■ **Data for analysis**:
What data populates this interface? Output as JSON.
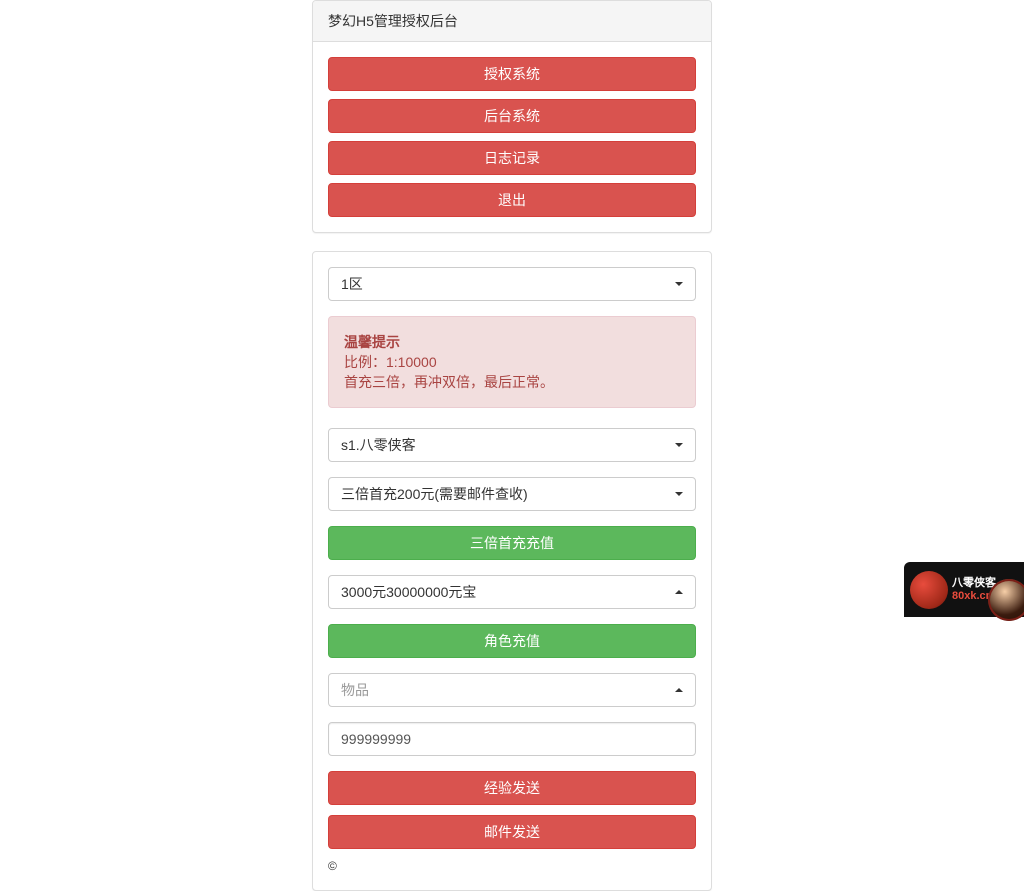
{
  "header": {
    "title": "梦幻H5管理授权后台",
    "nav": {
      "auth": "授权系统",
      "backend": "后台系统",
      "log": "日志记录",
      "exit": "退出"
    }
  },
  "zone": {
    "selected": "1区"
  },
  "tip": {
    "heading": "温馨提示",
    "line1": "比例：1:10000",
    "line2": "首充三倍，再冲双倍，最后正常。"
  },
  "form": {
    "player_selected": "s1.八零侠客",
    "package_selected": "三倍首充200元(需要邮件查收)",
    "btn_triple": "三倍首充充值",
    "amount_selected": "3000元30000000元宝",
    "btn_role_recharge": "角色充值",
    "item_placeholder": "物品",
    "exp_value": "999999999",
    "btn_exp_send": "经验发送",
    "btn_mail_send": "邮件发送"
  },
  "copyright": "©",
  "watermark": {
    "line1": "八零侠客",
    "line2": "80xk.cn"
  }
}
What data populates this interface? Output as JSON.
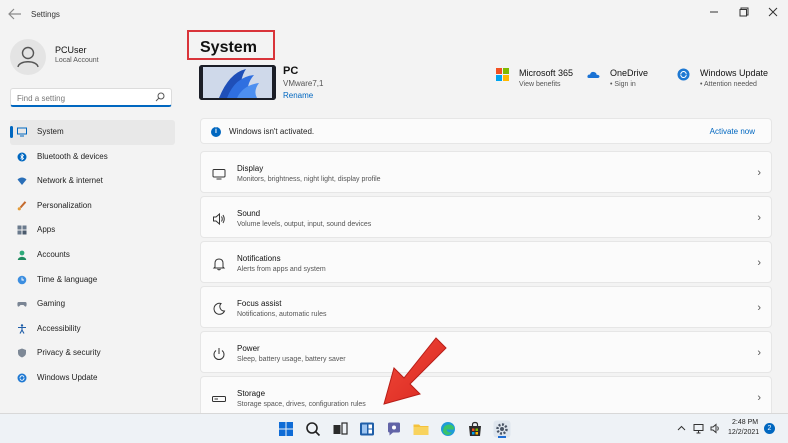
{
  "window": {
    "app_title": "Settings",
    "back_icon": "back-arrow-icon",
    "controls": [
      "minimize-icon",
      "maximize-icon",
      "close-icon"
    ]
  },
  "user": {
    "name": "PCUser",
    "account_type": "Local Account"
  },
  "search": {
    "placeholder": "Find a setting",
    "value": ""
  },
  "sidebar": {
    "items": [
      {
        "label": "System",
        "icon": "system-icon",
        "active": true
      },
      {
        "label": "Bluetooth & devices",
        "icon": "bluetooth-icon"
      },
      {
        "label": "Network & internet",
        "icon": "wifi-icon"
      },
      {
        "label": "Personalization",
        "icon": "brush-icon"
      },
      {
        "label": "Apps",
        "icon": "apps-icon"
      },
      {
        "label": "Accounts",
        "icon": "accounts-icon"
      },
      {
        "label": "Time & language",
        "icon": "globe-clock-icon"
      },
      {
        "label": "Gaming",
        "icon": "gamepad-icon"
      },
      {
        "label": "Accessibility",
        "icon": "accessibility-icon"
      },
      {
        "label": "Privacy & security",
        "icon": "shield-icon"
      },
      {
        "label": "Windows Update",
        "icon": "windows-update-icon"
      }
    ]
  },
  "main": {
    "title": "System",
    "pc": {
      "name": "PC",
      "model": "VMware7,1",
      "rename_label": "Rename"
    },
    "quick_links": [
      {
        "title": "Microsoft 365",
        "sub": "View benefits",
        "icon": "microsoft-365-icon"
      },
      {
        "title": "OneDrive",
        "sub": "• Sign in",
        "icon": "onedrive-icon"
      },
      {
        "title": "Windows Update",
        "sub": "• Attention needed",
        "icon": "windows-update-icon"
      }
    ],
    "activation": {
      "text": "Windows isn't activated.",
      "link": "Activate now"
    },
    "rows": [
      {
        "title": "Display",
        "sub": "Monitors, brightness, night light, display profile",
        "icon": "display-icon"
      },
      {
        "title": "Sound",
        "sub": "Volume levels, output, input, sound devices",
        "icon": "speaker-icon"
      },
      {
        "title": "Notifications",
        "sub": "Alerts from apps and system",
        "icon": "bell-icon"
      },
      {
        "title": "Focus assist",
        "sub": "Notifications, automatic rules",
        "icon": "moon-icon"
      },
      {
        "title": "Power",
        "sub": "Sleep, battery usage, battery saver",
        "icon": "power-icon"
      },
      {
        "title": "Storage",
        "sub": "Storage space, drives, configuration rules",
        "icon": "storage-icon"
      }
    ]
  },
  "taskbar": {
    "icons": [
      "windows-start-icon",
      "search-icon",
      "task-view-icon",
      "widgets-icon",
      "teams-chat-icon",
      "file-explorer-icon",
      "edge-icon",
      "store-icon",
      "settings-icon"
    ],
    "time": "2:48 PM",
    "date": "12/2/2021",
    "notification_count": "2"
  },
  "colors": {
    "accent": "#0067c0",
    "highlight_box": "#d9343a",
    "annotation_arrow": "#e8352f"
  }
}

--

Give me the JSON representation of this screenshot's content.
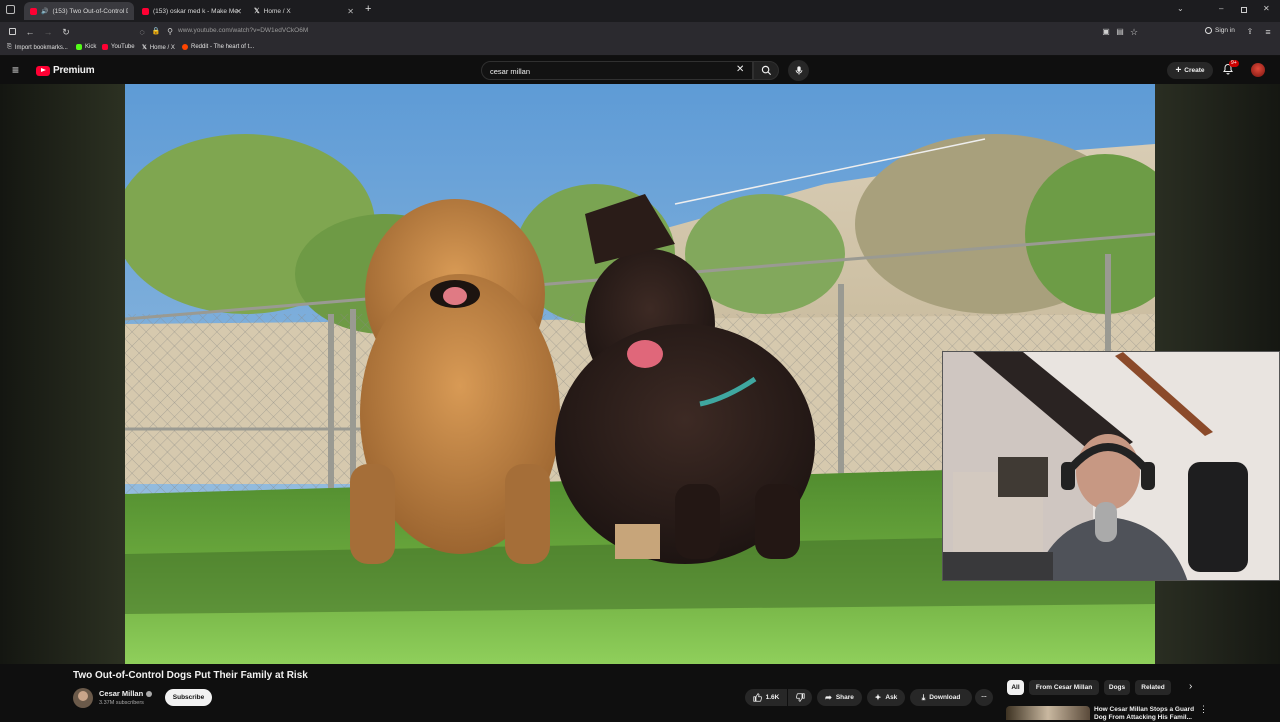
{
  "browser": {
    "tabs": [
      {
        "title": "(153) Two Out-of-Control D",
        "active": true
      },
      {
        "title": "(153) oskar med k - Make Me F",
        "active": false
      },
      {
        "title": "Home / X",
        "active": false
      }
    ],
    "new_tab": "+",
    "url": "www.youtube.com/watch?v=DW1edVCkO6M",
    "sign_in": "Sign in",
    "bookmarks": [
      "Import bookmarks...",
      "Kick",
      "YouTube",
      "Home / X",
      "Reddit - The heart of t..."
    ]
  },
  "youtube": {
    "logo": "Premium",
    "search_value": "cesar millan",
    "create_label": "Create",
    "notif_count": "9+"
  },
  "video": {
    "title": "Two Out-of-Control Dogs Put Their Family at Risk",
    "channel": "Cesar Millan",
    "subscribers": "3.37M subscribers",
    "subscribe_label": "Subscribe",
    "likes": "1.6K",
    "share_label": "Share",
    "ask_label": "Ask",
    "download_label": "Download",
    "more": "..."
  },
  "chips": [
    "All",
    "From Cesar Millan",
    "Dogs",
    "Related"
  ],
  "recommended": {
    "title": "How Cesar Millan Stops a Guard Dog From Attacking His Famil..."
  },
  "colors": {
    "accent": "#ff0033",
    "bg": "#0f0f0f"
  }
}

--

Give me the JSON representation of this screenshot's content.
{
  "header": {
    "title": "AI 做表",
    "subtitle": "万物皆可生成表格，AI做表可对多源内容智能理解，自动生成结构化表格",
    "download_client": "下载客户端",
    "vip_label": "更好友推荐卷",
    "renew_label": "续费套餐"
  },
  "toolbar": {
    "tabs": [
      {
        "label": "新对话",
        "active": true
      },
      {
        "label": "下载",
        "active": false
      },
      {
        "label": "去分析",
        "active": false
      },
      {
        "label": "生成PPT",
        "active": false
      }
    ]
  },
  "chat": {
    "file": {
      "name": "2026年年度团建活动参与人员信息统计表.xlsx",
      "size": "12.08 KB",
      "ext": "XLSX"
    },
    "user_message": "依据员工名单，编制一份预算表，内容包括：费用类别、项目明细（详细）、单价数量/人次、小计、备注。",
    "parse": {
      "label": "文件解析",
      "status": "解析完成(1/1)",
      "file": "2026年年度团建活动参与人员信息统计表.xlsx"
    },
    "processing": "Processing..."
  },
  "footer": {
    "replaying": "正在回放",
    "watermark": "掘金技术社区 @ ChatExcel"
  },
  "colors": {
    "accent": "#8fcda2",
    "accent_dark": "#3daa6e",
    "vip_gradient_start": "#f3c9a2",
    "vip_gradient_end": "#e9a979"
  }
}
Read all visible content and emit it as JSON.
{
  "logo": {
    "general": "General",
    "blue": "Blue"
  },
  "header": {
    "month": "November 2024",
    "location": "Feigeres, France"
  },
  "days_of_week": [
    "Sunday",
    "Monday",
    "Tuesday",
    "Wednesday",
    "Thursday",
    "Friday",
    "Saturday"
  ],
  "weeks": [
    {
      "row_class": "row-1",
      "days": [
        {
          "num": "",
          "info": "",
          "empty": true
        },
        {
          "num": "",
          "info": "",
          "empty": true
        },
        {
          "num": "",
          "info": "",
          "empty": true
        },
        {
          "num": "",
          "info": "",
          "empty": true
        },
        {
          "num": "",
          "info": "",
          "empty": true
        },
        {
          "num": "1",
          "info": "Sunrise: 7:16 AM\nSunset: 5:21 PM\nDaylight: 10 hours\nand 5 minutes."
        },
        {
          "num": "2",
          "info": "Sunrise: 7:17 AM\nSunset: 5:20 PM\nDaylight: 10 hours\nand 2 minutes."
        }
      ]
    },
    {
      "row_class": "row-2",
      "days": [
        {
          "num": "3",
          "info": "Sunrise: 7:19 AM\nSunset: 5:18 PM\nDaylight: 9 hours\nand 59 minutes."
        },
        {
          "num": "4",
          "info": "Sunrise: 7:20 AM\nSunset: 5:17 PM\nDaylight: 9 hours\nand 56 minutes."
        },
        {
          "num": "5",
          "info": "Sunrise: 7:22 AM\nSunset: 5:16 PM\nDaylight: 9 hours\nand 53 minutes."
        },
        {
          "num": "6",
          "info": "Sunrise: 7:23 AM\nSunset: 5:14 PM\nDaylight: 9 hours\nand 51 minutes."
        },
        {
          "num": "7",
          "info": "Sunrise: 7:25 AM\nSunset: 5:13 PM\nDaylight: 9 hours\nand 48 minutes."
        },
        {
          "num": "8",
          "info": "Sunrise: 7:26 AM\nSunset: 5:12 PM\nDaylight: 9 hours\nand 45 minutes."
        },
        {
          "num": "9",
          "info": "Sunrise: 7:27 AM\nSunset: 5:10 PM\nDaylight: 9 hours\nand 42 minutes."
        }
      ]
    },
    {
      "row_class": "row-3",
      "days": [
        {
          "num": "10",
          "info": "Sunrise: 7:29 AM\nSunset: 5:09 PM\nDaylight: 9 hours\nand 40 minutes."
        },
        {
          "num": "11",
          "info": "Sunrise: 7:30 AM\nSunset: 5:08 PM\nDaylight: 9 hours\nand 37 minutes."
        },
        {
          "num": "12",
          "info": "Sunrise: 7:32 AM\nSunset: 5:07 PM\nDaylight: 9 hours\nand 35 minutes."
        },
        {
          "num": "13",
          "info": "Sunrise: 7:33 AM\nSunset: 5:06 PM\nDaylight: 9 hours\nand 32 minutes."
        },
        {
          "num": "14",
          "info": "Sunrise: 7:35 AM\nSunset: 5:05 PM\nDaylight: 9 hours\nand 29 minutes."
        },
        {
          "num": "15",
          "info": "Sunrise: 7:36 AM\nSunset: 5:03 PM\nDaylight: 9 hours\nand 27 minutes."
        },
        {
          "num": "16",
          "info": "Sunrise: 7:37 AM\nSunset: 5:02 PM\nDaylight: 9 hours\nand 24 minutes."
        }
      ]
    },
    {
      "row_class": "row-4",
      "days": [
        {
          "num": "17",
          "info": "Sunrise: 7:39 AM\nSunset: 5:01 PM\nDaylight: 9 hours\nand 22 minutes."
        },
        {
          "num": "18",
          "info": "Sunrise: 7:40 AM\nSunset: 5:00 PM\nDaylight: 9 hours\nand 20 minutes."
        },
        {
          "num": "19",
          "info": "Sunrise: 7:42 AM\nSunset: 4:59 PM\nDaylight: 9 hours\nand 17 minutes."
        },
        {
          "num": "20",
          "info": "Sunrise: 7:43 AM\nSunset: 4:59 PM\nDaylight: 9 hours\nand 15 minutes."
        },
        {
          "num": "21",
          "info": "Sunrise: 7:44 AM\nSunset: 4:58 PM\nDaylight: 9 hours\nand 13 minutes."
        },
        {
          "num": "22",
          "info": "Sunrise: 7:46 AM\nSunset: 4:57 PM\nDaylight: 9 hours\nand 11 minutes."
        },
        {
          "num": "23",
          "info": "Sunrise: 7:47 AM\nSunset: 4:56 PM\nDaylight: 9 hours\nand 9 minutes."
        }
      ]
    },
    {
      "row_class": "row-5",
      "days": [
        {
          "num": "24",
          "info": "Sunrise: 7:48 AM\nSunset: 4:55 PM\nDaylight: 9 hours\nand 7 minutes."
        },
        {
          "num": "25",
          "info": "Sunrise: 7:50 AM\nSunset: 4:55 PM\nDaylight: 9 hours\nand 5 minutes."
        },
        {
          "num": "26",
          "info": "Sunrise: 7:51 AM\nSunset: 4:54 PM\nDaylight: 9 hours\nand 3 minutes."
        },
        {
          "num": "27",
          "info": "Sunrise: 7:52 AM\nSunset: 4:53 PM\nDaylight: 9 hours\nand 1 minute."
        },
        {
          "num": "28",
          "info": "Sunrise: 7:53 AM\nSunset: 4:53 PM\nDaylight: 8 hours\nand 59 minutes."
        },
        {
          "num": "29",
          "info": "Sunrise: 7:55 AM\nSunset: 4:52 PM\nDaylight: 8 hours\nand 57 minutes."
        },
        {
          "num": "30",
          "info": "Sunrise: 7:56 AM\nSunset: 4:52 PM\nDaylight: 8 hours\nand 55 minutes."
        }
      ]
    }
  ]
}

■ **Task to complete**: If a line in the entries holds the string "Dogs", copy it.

■ **Exercise solution**:
    "title": "Two Out-of-Control Dogs Put Their Family at Risk",
    "Dogs",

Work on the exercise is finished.